The most famous of all household tapes, Scotch Tape, was made by an engineer for the 3M company named Richard Drew in 1930. Its original intended use was to help grocers better seal perishables (like meat and bread) while still displaying the product. However, times being what they were in the 1930's, people quickly started using Scotch Tape for other purposes, including repairing books and other documents, and fixing broken household objects like toys and window shades. The first tape dispenser with a built-in blade was introduced in 1932, invented by another 3M engineer named John Borden.
Staplers were born of necessity: if you have a lot of papers that go together, you need a way to bind them. The first stapler that was commercially successful was the McGill Single-Stroke Staple Press, introduced in 1879. This stapler could hold one staple at a time and force it through many sheets. The Swingline Company is credited with the first top-loading magazine style stapler, which is the type most people have at home and on their desks at work.
The technology behind screws has been around for quite some time. Presses, such as wine and oil presses, use the idea of a screw to press the product. The first screw that was practical for mass-scale production is known as the Robertson screw, invented by Canadian inventor P.L. Robertson. It is a circular head with a square drive hole, and it is used quite extensively throughout Canada (although far more rarely elsewhere) to this day.
The Robertson screw was the standard screw throughout North America until the 1930s, when the Phillips head screw was invented by Henry Phillips. A Phillips head screw is a variation on the cross head screw, and it provides much greater torque with less effort than a traditional slot head screw or a Robertson Screw.

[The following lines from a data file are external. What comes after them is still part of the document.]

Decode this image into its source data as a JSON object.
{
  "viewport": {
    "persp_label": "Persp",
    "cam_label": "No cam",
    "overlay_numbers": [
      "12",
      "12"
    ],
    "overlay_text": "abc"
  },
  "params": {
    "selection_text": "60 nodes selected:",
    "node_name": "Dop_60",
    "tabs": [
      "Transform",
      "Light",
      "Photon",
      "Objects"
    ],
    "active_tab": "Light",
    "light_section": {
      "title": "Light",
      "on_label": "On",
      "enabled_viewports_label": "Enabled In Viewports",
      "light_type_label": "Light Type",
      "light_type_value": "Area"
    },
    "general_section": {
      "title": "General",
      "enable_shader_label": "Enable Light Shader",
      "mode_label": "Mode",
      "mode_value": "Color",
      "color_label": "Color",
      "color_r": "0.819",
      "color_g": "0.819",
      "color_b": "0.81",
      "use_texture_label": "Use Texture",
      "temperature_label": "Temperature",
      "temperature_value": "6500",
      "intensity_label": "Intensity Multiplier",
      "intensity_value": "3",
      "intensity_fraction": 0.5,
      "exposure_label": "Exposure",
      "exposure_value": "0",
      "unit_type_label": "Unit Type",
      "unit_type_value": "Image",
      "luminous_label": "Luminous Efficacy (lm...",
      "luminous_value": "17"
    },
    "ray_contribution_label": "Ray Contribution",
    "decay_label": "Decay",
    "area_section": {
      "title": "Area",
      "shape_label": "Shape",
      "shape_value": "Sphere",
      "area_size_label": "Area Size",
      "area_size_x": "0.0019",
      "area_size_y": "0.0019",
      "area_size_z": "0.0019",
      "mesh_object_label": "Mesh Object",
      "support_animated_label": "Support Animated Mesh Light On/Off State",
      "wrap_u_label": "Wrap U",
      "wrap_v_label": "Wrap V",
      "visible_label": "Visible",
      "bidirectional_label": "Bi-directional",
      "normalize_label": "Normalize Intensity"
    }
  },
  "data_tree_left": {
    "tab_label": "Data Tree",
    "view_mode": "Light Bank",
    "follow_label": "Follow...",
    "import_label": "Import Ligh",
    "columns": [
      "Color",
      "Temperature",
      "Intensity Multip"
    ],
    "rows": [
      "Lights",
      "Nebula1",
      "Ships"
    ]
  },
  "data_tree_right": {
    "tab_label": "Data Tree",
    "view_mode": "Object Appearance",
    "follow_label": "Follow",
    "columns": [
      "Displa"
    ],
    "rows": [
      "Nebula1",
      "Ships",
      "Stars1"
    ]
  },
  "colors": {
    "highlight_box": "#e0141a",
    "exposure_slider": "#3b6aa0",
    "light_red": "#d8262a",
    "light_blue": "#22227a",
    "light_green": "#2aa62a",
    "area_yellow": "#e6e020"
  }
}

Another popular screw type is a hex socket screw. This is turned by a hex wrench, sometimes called an Allen key or Allen wrench. This may lead you to believe that, like Phillips and Robertson, this type was named after an inventor named Allen. This is not the case. The hex screw and accompanying wrench were invented by a man named H.T. Hallowell. The Allen name comes from the Allen Manufacturing Company, a company that greatly popularized their brand of hex keys during World War II.
Scissors have by far the most ancient roots of all the junk in the drawer. The oldest scissors have been dated to between 3,000 and 4,000 years ago in Mesopotamia. These ancient scissors were a single piece of metal bent so that the two cutting blades were oriented near each other, and the user would press them together. The innovation of making the scissors out of two pieces of metal (with a screw or rivet fulcrum) has been lost to history, but the point of no return came in 1761. It was then that Robert Hinchliffe developed a steel-casting method for scissor blades. When they were attached to each other and handles added, they look nearly identical to the scissors we know today.
Standard English playing cards come in four suits: hearts, diamonds, spades, and clubs. However, throughout the world, many other cultures have other types of playing cards with other types of suits, such as acorns (in Germany); coins, cups, and swords (in Spain and Italy); or bells and roses (in Switzerland).
Traditional decks have thirteen cards of each suit, for a total of 52 cards. The ace of spades is generally the most ornate of the aces. This began after James I of England passed a law requiring an insignia on the card as proof of taxes paid.
Emily Barnes from Austin, Tx on September 04, 2013:
Wow, this information is really fascinating. I would love to share this article with my social media followers!
dosters (author) from Chicago on December 04, 2010:
Thanks as always b2t! We also have four junk drawers, which are what I looked to for inspiration for this hub.
Heidi from Gulf Coast, USA on December 03, 2010:
all but the playing cards are in my "junk drawerS" -- yes, plural. We have FOUR. ;)
another good read, thanks.
voted up, & awesome. :) & posted on my FB wall. :D
dosters (author) from Chicago on November 14, 2010:
Thanks James and Bayoulady! I always appreciate your comments! I thought that it would give people more of an appreciation for things we use every day.
bayoulady from Northern Louisiana,USA on November 13, 2010:
what a fun idea for a hub!My junk drawer has most of these! Also brads,push pins, tweezers,stick glue,tape measure,pencil shapener,and a phillip's head srew driver!
James A Watkins from Chicago on November 13, 2010:
I thoroughly enjoyed this fascinating look at the history of everyday objects. It is beautifully written. Thank you very much for this pleasure.
dosters (author) from Chicago on November 11, 2010:
Jenny Osters on November 10, 2010:
I now have a greater appreciation for the items in my junk drawer. Learning the history of each of the items give them more value in my eyes and now they seem less like junk. Thank You, dosters for enlightening me.